**What to produce**
Line count for "JSON": give how many lines in the data below contain it, with no other words.

━━━━━ Input for this task

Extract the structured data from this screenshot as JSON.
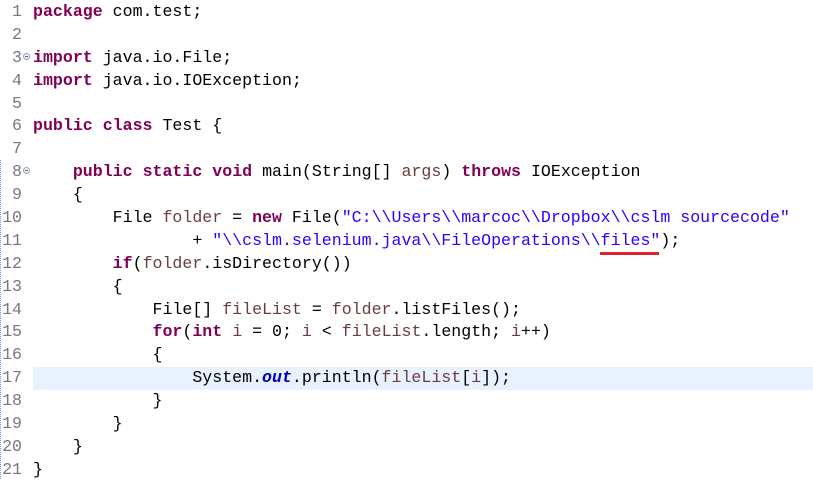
{
  "editor": {
    "current_line": 17,
    "error_word": "files",
    "colors": {
      "keyword": "#7f0055",
      "string": "#2a00ff",
      "local_variable": "#6a3e3e",
      "static_field": "#0000c0",
      "line_highlight": "#e8f2fe",
      "error_underline": "#e0202a"
    },
    "lines": [
      {
        "n": "1",
        "fold": false,
        "t": [
          [
            "kw",
            "package"
          ],
          [
            "plain",
            " com.test;"
          ]
        ]
      },
      {
        "n": "2",
        "fold": false,
        "t": []
      },
      {
        "n": "3",
        "fold": true,
        "t": [
          [
            "kw",
            "import"
          ],
          [
            "plain",
            " java.io.File;"
          ]
        ]
      },
      {
        "n": "4",
        "fold": false,
        "t": [
          [
            "kw",
            "import"
          ],
          [
            "plain",
            " java.io.IOException;"
          ]
        ]
      },
      {
        "n": "5",
        "fold": false,
        "t": []
      },
      {
        "n": "6",
        "fold": false,
        "t": [
          [
            "kw",
            "public"
          ],
          [
            "plain",
            " "
          ],
          [
            "kw",
            "class"
          ],
          [
            "plain",
            " Test {"
          ]
        ]
      },
      {
        "n": "7",
        "fold": false,
        "t": []
      },
      {
        "n": "8",
        "fold": true,
        "t": [
          [
            "plain",
            "    "
          ],
          [
            "kw",
            "public"
          ],
          [
            "plain",
            " "
          ],
          [
            "kw",
            "static"
          ],
          [
            "plain",
            " "
          ],
          [
            "kw",
            "void"
          ],
          [
            "plain",
            " main(String[] "
          ],
          [
            "var",
            "args"
          ],
          [
            "plain",
            ") "
          ],
          [
            "kw",
            "throws"
          ],
          [
            "plain",
            " IOException"
          ]
        ]
      },
      {
        "n": "9",
        "fold": false,
        "t": [
          [
            "plain",
            "    {"
          ]
        ]
      },
      {
        "n": "10",
        "fold": false,
        "t": [
          [
            "plain",
            "        File "
          ],
          [
            "var",
            "folder"
          ],
          [
            "plain",
            " = "
          ],
          [
            "kw",
            "new"
          ],
          [
            "plain",
            " File("
          ],
          [
            "str",
            "\"C:\\\\Users\\\\marcoc\\\\Dropbox\\\\cslm sourcecode\""
          ]
        ]
      },
      {
        "n": "11",
        "fold": false,
        "t": [
          [
            "plain",
            "                + "
          ],
          [
            "str",
            "\"\\\\cslm.selenium.java\\\\FileOperations\\\\files\""
          ],
          [
            "plain",
            ");"
          ]
        ]
      },
      {
        "n": "12",
        "fold": false,
        "t": [
          [
            "plain",
            "        "
          ],
          [
            "kw",
            "if"
          ],
          [
            "plain",
            "("
          ],
          [
            "var",
            "folder"
          ],
          [
            "plain",
            ".isDirectory())"
          ]
        ]
      },
      {
        "n": "13",
        "fold": false,
        "t": [
          [
            "plain",
            "        {"
          ]
        ]
      },
      {
        "n": "14",
        "fold": false,
        "t": [
          [
            "plain",
            "            File[] "
          ],
          [
            "var",
            "fileList"
          ],
          [
            "plain",
            " = "
          ],
          [
            "var",
            "folder"
          ],
          [
            "plain",
            ".listFiles();"
          ]
        ]
      },
      {
        "n": "15",
        "fold": false,
        "t": [
          [
            "plain",
            "            "
          ],
          [
            "kw",
            "for"
          ],
          [
            "plain",
            "("
          ],
          [
            "kw",
            "int"
          ],
          [
            "plain",
            " "
          ],
          [
            "var",
            "i"
          ],
          [
            "plain",
            " = 0; "
          ],
          [
            "var",
            "i"
          ],
          [
            "plain",
            " < "
          ],
          [
            "var",
            "fileList"
          ],
          [
            "plain",
            ".length; "
          ],
          [
            "var",
            "i"
          ],
          [
            "plain",
            "++)"
          ]
        ]
      },
      {
        "n": "16",
        "fold": false,
        "t": [
          [
            "plain",
            "            {"
          ]
        ]
      },
      {
        "n": "17",
        "fold": false,
        "t": [
          [
            "plain",
            "                System."
          ],
          [
            "fld",
            "out"
          ],
          [
            "plain",
            ".println("
          ],
          [
            "var",
            "fileList"
          ],
          [
            "plain",
            "["
          ],
          [
            "var",
            "i"
          ],
          [
            "plain",
            "]);"
          ]
        ]
      },
      {
        "n": "18",
        "fold": false,
        "t": [
          [
            "plain",
            "            }"
          ]
        ]
      },
      {
        "n": "19",
        "fold": false,
        "t": [
          [
            "plain",
            "        }"
          ]
        ]
      },
      {
        "n": "20",
        "fold": false,
        "t": [
          [
            "plain",
            "    }"
          ]
        ]
      },
      {
        "n": "21",
        "fold": false,
        "t": [
          [
            "plain",
            "}"
          ]
        ]
      }
    ]
  }
}
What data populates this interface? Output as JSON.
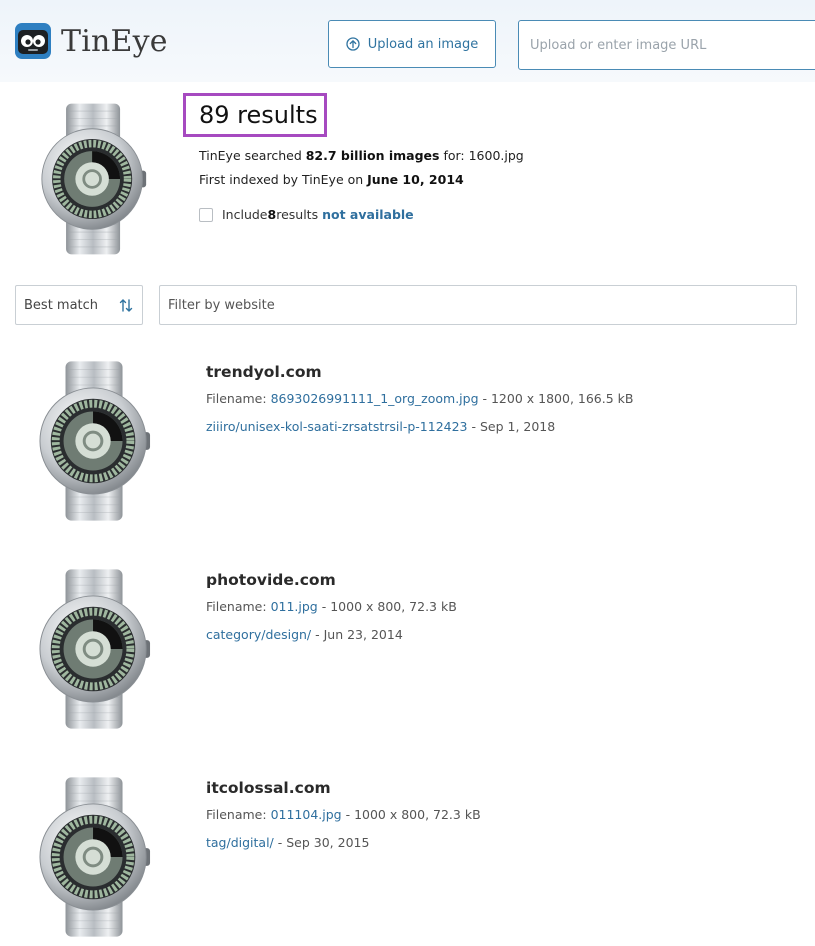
{
  "header": {
    "logo_text": "TinEye",
    "upload_button": "Upload an image",
    "url_placeholder": "Upload or enter image URL"
  },
  "summary": {
    "count_label": "89 results",
    "searched_prefix": "TinEye searched ",
    "searched_amount": "82.7 billion images",
    "searched_for": " for: ",
    "query_file": "1600.jpg",
    "indexed_prefix": "First indexed by TinEye on ",
    "indexed_date": "June 10, 2014",
    "include_prefix": "Include ",
    "include_count": "8",
    "include_mid": " results",
    "include_link": "not available"
  },
  "controls": {
    "sort_value": "Best match",
    "filter_placeholder": "Filter by website"
  },
  "results": [
    {
      "domain": "trendyol.com",
      "filename_label": "Filename: ",
      "filename": "8693026991111_1_org_zoom.jpg",
      "file_info": " - 1200 x 1800, 166.5 kB",
      "page_link": "ziiiro/unisex-kol-saati-zrsatstrsil-p-112423",
      "page_date": " - Sep 1, 2018"
    },
    {
      "domain": "photovide.com",
      "filename_label": "Filename: ",
      "filename": "011.jpg",
      "file_info": " - 1000 x 800, 72.3 kB",
      "page_link": "category/design/",
      "page_date": " - Jun 23, 2014"
    },
    {
      "domain": "itcolossal.com",
      "filename_label": "Filename: ",
      "filename": "011104.jpg",
      "file_info": " - 1000 x 800, 72.3 kB",
      "page_link": "tag/digital/",
      "page_date": " - Sep 30, 2015"
    }
  ],
  "colors": {
    "highlight_border": "#a64ac0",
    "link": "#2f6f9e",
    "header_bg": "#eef4fa"
  },
  "icons": {
    "logo": "robot-logo-icon",
    "upload": "upload-arrow-icon",
    "sort": "sort-arrows-icon",
    "thumbnail": "watch-thumbnail"
  }
}
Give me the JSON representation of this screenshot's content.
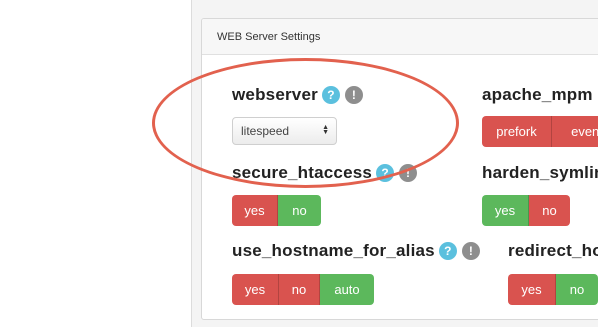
{
  "panel": {
    "title": "WEB Server Settings"
  },
  "settings": {
    "webserver": {
      "label": "webserver",
      "help_glyph": "?",
      "info_glyph": "!",
      "select_value": "litespeed"
    },
    "apache_mpm": {
      "label": "apache_mpm",
      "buttons": [
        "prefork",
        "event"
      ]
    },
    "secure_htaccess": {
      "label": "secure_htaccess",
      "help_glyph": "?",
      "info_glyph": "!",
      "buttons": [
        "yes",
        "no"
      ]
    },
    "harden_symlinks": {
      "label": "harden_symlin",
      "buttons": [
        "yes",
        "no"
      ]
    },
    "use_hostname_for_alias": {
      "label": "use_hostname_for_alias",
      "help_glyph": "?",
      "info_glyph": "!",
      "buttons": [
        "yes",
        "no",
        "auto"
      ]
    },
    "redirect_ho": {
      "label": "redirect_ho",
      "buttons": [
        "yes",
        "no"
      ]
    }
  },
  "colors": {
    "btn_red": "#d9534f",
    "btn_green": "#5cb85c",
    "help_icon": "#5bc0de",
    "info_icon": "#8e8e8e",
    "annotation_ellipse": "#e2614e"
  },
  "icons": {
    "help": "question-circle-icon",
    "info": "exclamation-circle-icon",
    "select_caret": "up-down-caret-icon"
  }
}
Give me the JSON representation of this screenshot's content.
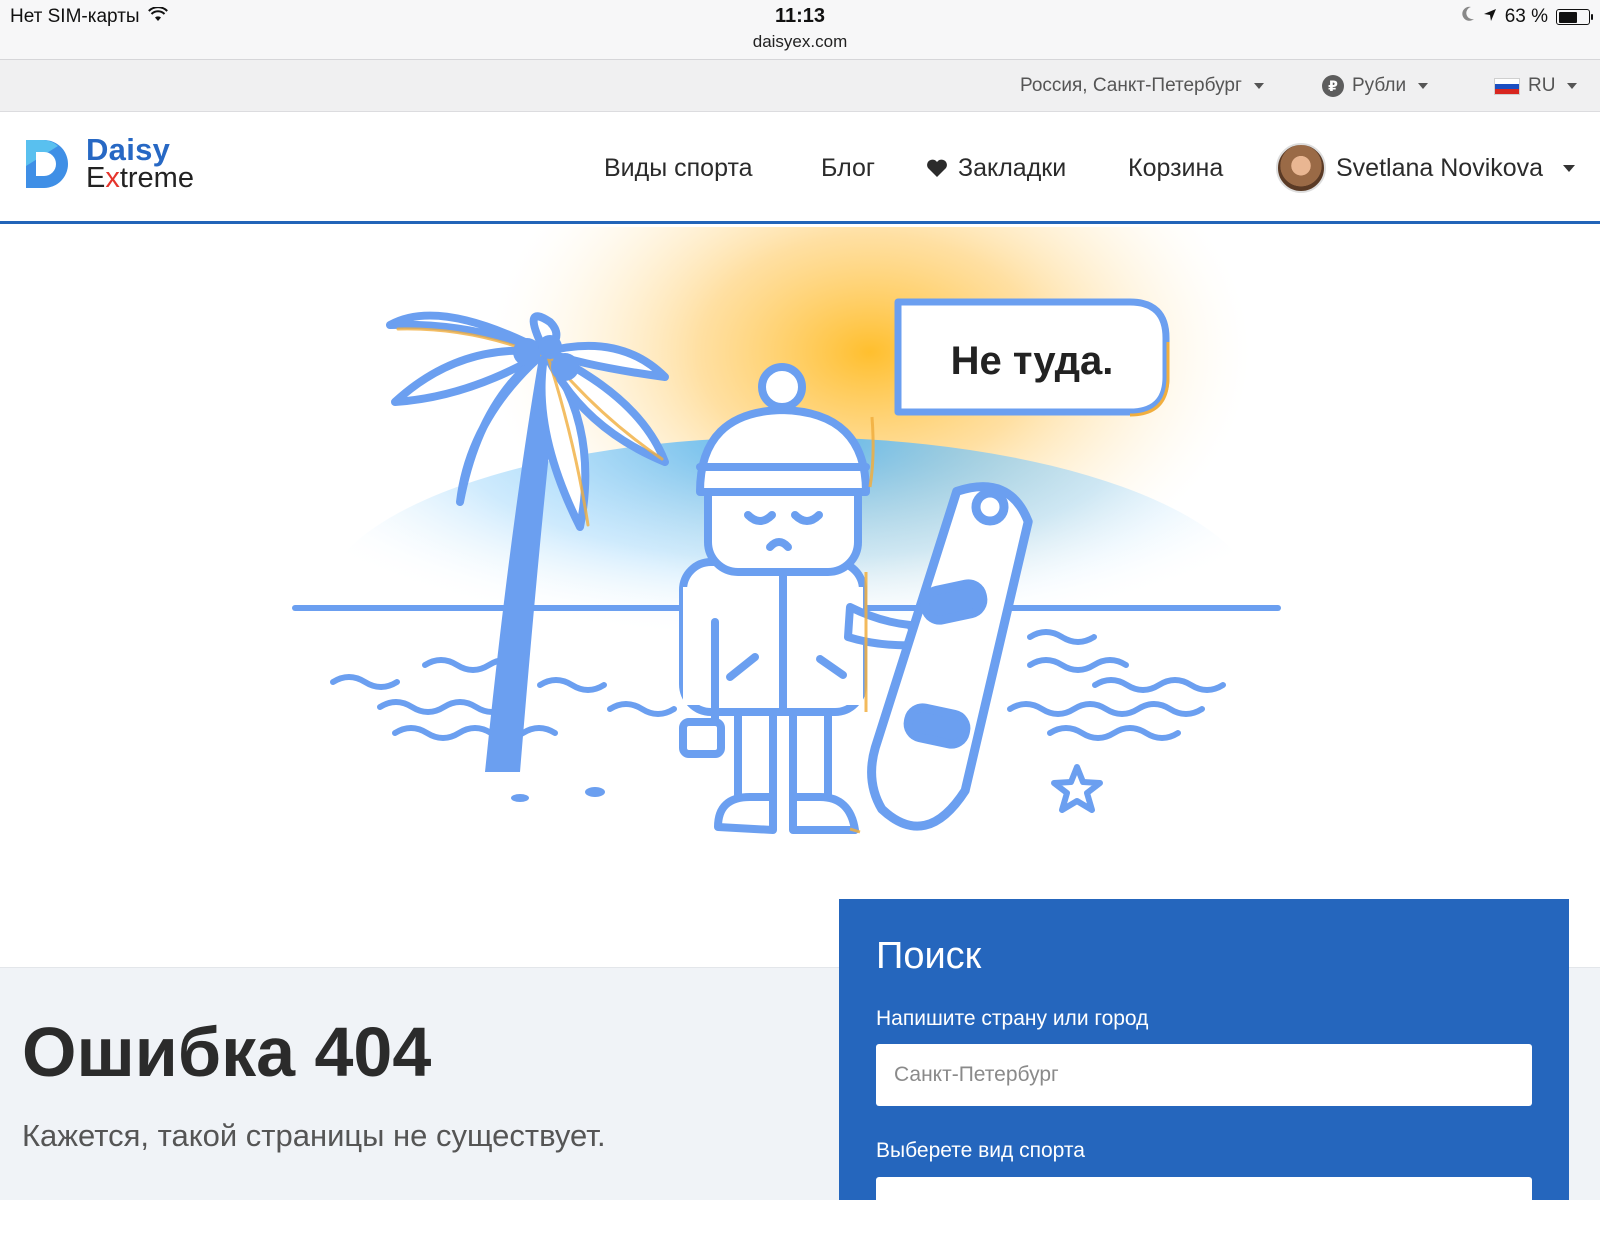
{
  "status_bar": {
    "carrier": "Нет SIM-карты",
    "time": "11:13",
    "url": "daisyex.com",
    "battery": "63 %",
    "battery_level": 0.63
  },
  "util_bar": {
    "location": "Россия, Санкт-Петербург",
    "currency_symbol": "₽",
    "currency": "Рубли",
    "language": "RU"
  },
  "header": {
    "logo_line1": "Daisy",
    "logo_line2_a": "E",
    "logo_line2_x": "x",
    "logo_line2_b": "treme",
    "nav": {
      "sports": "Виды спорта",
      "blog": "Блог",
      "bookmarks": "Закладки",
      "cart": "Корзина",
      "user": "Svetlana Novikova"
    }
  },
  "hero": {
    "bubble": "Не туда."
  },
  "error": {
    "title": "Ошибка 404",
    "subtitle": "Кажется, такой страницы не существует."
  },
  "search": {
    "title": "Поиск",
    "location_label": "Напишите страну или город",
    "location_placeholder": "Санкт-Петербург",
    "sport_label": "Выберете вид спорта"
  },
  "colors": {
    "brand_blue": "#2566bd",
    "illustration_blue": "#6b9ff0",
    "sun_orange": "#ffbf2e",
    "logo_red": "#e5342c"
  }
}
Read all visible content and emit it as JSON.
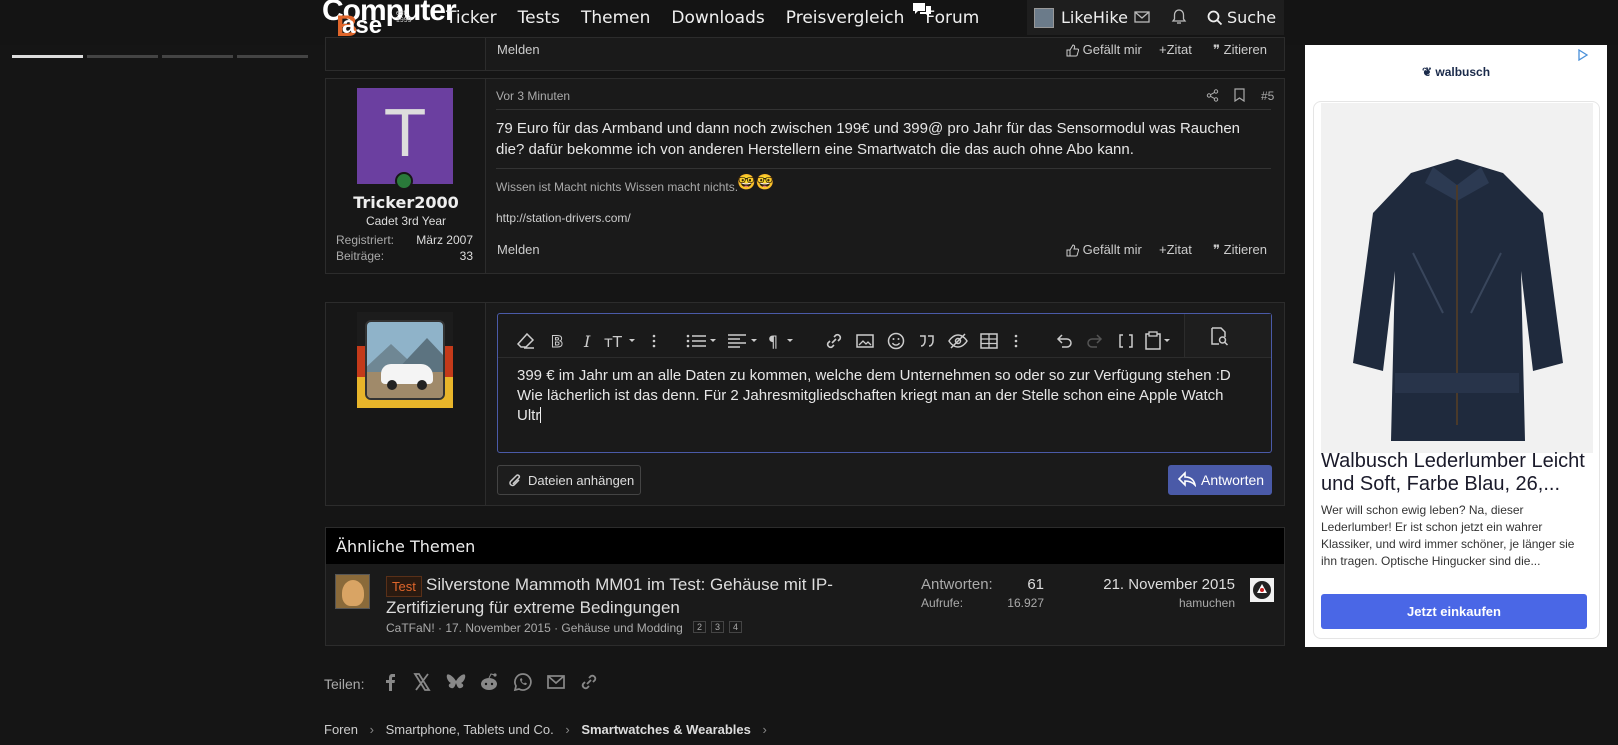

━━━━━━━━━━

**Solved exercise**
5